Write once, run everywhere. That’s what Java promised, but it’s not what it delivered. Different major vendors, from BEA Systems (now part of Oracle) to IBM to JBoss to Oracle to Sun (also now part of Oracle) had different interpretations of the Java specifications, and also wrote their own extensions. Not only that, but many years ago Java itself trifurcated into three branches: Java Standard Edition for desktops, Java Mobile Edition for small-footprint devices and Java EE for application servers.

Because each company that implemented a Java system had its own priorities, its own interpretation of the specs, its own extension and its own timeline, Java fractured and forked. Java EE applications wouldn’t work in SE environments, and Java ME barely worked on the mobile phone platforms on which it was intended. For a platform that promised write once, run anywhere, there were certainly an awful lot of places where this wasn’t true.

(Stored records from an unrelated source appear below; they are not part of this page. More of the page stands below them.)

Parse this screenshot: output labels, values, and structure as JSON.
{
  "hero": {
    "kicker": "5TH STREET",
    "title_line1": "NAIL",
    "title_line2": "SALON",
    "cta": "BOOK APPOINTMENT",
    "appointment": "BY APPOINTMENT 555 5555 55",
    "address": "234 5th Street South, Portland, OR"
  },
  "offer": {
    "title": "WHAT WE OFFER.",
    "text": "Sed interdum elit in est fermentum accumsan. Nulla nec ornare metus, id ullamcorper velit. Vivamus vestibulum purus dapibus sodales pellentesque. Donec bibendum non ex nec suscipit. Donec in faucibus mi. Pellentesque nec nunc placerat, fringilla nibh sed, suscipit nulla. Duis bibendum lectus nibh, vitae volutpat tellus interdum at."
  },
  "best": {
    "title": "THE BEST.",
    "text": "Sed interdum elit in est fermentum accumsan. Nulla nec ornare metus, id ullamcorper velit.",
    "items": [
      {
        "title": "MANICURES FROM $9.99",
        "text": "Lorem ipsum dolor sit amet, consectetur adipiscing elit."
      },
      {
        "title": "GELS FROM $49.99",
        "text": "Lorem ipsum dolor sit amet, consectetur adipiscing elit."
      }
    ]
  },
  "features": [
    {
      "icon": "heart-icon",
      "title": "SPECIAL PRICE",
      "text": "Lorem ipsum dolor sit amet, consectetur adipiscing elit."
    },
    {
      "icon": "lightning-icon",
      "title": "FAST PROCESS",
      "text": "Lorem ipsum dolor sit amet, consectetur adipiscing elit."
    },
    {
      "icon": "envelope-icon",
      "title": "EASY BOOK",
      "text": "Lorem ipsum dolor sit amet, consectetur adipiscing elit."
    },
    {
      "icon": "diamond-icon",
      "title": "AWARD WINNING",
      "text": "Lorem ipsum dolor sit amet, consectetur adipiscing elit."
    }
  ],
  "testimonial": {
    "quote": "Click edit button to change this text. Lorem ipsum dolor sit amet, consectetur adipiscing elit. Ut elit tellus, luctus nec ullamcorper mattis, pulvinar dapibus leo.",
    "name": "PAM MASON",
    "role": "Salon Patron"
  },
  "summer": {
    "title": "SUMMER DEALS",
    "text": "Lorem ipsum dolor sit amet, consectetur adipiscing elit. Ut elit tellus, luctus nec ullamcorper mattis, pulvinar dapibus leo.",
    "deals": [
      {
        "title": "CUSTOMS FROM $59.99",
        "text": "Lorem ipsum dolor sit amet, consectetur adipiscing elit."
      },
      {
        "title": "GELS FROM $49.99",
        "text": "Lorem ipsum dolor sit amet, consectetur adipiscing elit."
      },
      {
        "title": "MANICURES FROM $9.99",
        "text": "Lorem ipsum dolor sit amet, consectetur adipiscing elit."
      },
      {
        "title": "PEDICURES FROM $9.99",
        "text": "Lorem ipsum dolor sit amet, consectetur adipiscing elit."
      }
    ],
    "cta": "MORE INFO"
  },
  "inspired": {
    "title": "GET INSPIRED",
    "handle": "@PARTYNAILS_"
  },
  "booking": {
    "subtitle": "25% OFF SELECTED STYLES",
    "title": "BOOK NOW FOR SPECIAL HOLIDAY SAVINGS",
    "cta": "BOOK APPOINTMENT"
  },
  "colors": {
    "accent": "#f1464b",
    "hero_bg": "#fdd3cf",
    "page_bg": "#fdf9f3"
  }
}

But with the consolidation of the Java brain trust inside of Sun has come a potentially exciting future for the language and platform. As Oracle winnowed down the staff working on Java, the remaining Java crew at Oracle seems to have a much tighter focus. And that focus appears to be the OpenJDK. (It’s hard to know exactly: Oracle is keeping very quiet about its intentions for the platform.)

With new projects being added to that effort after simple e-mail-based suggestions, rather than after extensive JCP meetings, the OpenJDK is the first major Java implementation that hasn’t been designed from the ground up with fragmentation as an apparent end goal.

Watching the OpenJDK evolve, we can’t help but wonder if, in three to five years, this will be a single Java to rule them all. Why bother building an entirely different Java for enterprises, when you can just create sub-projects for the OpenJDK, then include them in an installer targeted at businesses? Indeed, combining the three Javas into one would produce a platform that was as compelling, if not more so than most current rapid application development suites. And if Java can ever get RAD, we know that businesses will take notice.

One Java to rule them all. Perhaps it’s a fantasy like Tolkien’s “Lord of the Rings.” But wouldn’t it be nice if, finally, Java lived up to its most important promise?

Not evil, but not nice either
At Google’s annual developer conference attendees were treated to a different side of the search-engine giant. While Google claims its core business principle is “Don’t Be Evil,” this hasn’t prevented the company from preparing to go to war with its competition.

Google made a point of announcing at the Google I/O conference that Android, its mobile-phone operating system, could run Adobe’s Flash, and then demonstrated software to stream iTunes music to an Android-based phone. That’s certainly not the actions of a company that’s trying to be nice to Apple, its former close partner, which has famously forbidden Flash from running on the iPhone or iPad.

Google has come of age as an industry giant, looking out to protect its own business interests. It’s not a happy-go-lucky conglomeration of developers bent on only indexing the Internet to serve the public good. Look at its non-ending fights with book publishers regarding creating digital archives. Look at its secrecy regarding online advertising. Look at how it allegedly skews search-engine results to favor it own content.

Yes, Google has developers. It also has Washington lobbyists trying to influence legislation and forestall anti-trust investigations. As Google grows, so too does its awesome influence over hearts and minds. And a lot of that influence is still spent on burnishing its “Don’t Be Evil” street cred. Such is the reasoning behind the company’s release of the WebM video software, designed to provide an open-source alternative to streaming multimedia.

Reading between the lines, even this seemingly magnanimous act is mostly self-serving: Apple and Microsoft likely won’t support the video format in their browsers, leaving Google with a feature other browsers won’t have. So, despite the supposedly altruistic intentions of Google, the goal isn’t to foster an open Internet. Rather, the goal is to ruthlessly destroy the competition.